R6.2 bn Leratong city housing and mixed-use development
A R6.2 billion new Gauteng housing project – the Leratong City integrated nodal development – is set to get under way in Leratong, Mogale City, in a joint development by McCormick Property Development, Calgro M3 and Sasuka Logistics Services.
Situated across the road from the existing Leratong Hospital, the first phase will consist of 15 000 residential units, an intermodal transport hub, a government precinct as well as a 30 000m2 regional mall. The total development extends over 400ha and construction of the bulk infrastructure is expected to commence by June 2016.
Located on two major regional movement routes that form part of the primary movement network of Gauteng Province, the Leratong City project has been selected as an area for Neighbourhood Development Partnership Grant (NDPG) investment. It forms an integral part of a larger regional node set in the context of a previously disadvantage township area, which has the potential to transform into a high intensity regional node.
Full service office space for smmes and entrepeneurs
In his 2016 State of the Nation Address, President Jacob Zuma stated that we as a country need to empower SMMEs (small, medium and micro enterprises) to accelerate their growth. “Access to high-quality innovative business support can dramatically improve the success rate of new ventures,” he said.
An industry offering vital support to the South African entrepreneur and SMME marketplace is the commercial property letting sector. And an increasingly attractive option, and one that is fast gaining traction within the commercial property rental industry, is that of fully serviced office space.
“Our experience has shown that entrepreneurs and small-business owners want to mitigate both cost and risk in today’s volatile economy,” says Wayne Windell, Managing Director of Cube Workspace, which provides fully serviced office space for businesses and entrepreneurs in Gauteng and Cape Town. “As a result, more and more professionals are choosing the flexibility of rental when it comes to office premises and working environments, as opposed to high mortgages.”
Landlord check: foreign tenants must be 'legal'
Much has been said about the planned restrictions on foreign property ownership in South Africa, but not many landlords know that there are already certain limits on letting properties to non-South Africans.
It is important to know this, says Chas Everitt Property Rentals CEO Greg Harris, as the interest in renting SA properties continues to grow, not only among European “swallows” seeking a respite from the northern winters, but also among “captains of industry” hailing from all over the world.
Many global companies now see SA as the most attractive gateway to Africa and are sending executives and professionals here for a few years at a time to set up and run local operations as their continental headquarters, says Harris. “On the other hand, many top business people from Africa also want to have a base here so that they can interact easily with their international counterparts.
Property rates: not a 'pay for what you get' affair
Should there be a fair relationship between the services provided by a municipality and rates levied thereby?

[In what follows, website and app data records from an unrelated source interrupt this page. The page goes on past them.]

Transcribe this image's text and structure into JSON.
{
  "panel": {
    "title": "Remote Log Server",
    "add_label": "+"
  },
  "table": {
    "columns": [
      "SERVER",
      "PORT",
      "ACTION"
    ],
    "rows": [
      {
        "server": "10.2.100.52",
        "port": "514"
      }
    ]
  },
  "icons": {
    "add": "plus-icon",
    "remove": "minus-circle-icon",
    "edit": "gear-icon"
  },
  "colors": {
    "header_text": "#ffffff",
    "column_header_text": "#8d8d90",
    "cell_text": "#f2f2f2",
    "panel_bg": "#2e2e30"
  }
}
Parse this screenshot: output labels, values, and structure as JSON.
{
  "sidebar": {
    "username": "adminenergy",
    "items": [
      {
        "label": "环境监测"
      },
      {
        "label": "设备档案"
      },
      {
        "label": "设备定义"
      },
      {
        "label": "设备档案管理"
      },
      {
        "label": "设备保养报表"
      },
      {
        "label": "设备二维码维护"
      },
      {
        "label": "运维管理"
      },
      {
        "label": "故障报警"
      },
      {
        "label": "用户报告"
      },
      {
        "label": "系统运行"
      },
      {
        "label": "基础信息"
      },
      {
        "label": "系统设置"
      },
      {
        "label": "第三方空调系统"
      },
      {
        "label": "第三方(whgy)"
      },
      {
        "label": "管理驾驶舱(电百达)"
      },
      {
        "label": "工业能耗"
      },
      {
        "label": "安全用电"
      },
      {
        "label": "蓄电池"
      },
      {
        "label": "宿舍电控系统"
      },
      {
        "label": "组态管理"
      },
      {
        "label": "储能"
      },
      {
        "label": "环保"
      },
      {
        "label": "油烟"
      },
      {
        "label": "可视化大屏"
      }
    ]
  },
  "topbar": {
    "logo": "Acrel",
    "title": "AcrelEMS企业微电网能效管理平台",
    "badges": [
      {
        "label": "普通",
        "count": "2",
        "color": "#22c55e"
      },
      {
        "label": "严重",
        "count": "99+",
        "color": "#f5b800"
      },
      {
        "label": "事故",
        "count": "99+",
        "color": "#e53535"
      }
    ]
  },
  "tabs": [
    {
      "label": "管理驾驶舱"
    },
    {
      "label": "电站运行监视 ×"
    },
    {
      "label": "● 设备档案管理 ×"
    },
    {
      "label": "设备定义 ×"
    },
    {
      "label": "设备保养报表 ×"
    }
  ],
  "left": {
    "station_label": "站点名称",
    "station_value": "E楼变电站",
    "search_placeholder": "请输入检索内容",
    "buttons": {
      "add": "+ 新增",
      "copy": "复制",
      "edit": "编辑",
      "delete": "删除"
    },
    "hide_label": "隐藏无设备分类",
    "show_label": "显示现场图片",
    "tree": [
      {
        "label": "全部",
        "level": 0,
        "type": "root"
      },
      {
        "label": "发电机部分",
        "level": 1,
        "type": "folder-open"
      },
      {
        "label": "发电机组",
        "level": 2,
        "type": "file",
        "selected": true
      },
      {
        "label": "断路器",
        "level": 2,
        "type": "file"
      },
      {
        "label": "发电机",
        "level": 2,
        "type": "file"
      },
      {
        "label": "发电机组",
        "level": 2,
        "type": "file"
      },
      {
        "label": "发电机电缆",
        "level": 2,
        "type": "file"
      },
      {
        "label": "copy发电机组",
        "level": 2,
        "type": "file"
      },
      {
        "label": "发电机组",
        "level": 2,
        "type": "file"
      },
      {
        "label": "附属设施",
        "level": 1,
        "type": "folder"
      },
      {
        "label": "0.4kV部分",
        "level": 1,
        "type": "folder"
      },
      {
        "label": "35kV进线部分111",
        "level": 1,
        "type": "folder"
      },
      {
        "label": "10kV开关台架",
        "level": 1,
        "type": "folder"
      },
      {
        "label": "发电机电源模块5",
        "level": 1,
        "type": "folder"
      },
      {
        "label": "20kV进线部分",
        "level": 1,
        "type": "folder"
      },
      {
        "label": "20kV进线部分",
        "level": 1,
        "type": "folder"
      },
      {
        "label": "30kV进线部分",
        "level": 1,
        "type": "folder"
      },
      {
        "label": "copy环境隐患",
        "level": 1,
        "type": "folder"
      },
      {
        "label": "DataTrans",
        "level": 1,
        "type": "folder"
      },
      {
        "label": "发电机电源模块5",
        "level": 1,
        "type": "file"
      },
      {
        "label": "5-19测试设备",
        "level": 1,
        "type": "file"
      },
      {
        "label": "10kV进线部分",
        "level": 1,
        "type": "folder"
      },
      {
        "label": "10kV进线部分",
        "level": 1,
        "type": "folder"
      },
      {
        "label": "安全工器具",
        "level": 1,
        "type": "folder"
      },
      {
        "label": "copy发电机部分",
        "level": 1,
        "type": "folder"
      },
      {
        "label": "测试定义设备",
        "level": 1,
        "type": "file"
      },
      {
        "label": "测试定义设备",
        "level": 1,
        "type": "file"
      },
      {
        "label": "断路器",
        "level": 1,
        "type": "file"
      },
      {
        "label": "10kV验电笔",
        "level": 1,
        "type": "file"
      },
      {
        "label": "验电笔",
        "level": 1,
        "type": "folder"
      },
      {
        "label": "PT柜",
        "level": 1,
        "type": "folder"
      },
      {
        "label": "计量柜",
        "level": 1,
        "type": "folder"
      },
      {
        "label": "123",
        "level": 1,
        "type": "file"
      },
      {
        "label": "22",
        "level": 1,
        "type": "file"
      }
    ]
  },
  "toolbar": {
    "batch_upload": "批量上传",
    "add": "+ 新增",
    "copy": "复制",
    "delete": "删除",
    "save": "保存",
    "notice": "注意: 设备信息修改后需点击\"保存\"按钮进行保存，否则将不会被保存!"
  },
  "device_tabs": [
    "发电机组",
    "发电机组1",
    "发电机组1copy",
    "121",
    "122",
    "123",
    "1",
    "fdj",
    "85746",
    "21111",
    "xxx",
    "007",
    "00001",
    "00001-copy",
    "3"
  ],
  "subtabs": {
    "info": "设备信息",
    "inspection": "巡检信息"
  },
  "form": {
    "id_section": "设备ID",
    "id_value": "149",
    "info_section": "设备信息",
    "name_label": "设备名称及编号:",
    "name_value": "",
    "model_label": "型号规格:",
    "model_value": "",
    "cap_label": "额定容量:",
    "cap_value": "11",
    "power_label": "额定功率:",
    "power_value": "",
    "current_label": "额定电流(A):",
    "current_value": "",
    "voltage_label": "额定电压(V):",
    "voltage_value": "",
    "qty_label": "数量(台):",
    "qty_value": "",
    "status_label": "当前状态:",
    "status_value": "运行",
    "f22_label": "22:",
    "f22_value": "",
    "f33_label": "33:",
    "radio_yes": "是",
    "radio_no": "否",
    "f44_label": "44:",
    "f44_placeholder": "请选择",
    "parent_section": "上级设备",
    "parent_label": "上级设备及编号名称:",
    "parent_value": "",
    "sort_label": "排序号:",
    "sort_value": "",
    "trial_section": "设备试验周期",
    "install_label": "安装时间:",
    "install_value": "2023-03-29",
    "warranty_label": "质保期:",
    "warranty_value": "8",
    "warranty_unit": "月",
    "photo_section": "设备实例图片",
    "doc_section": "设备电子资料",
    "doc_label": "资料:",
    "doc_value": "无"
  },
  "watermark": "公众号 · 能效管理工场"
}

Muhammad Ziyaad Gattoo, Director in Cliffe Dekker Hofmeyr's Real Estate Practice, says this question was considered by the Supreme Court of Appeal (SCA) in the case of Blair Atholl Homeowners Association v The City of Tshwane Metropolitan Municipality (20634/2014)  ZASCA 195 (1 December 2015).
The SCA rejected the argument that rates payers in the Blair Atholl Estate, which installed and maintained its own services, usually supplied by the City of Tshwane Metropolitan Municipality, should be exempt from, or allowed a rebate or reduction of rates levied on their properties.
Saving electricity in sectional title schemes
With yet another Eskom electricity price increase having been approved by NERSA, it might be time for trustees of sectional title schemes or their managing agents to consider installing environmentally friendly systems to heat water and to save electricity in other areas.
This is according to Willem le Roux, director of Propell, who says installing equipment such as solar panels or heat pumps to heat water, LED lighting or lights with movement detectors for common areas, and other energy saving devices, will contribute to raising the value of units in the scheme. In addition, he says this will help residents control their expenditure and save on electricity.
Solar panels and heat pumps should reduce a large percentage (around 40%) of the overall electricity bills. These energy saving systems usually pay for themselves within two to five years, after which the residents will continue to enjoy the reduction in their electricity bills each month.
Tips for growing a prime property portfolio
Against a background of falling equity markets and the weak rand, many investors are considering the appeal of prime sectors of the Western Cape residential market in building a property portfolio. Aiming for capital growth, accompanied by an income stream from letting, they are attracted by the region’s track record as a relatively safe property haven.
This is according to Pam Golding Properties Western Cape MD, Laurie Wener, who says some people may start a property portfolio by keeping their original modest apartment when moving to a bigger home, while others may be considering adding to already substantial assets.
But as with all investments, Wener says it is vital to do thorough research on earnings potential and have a well-thought-out strategy.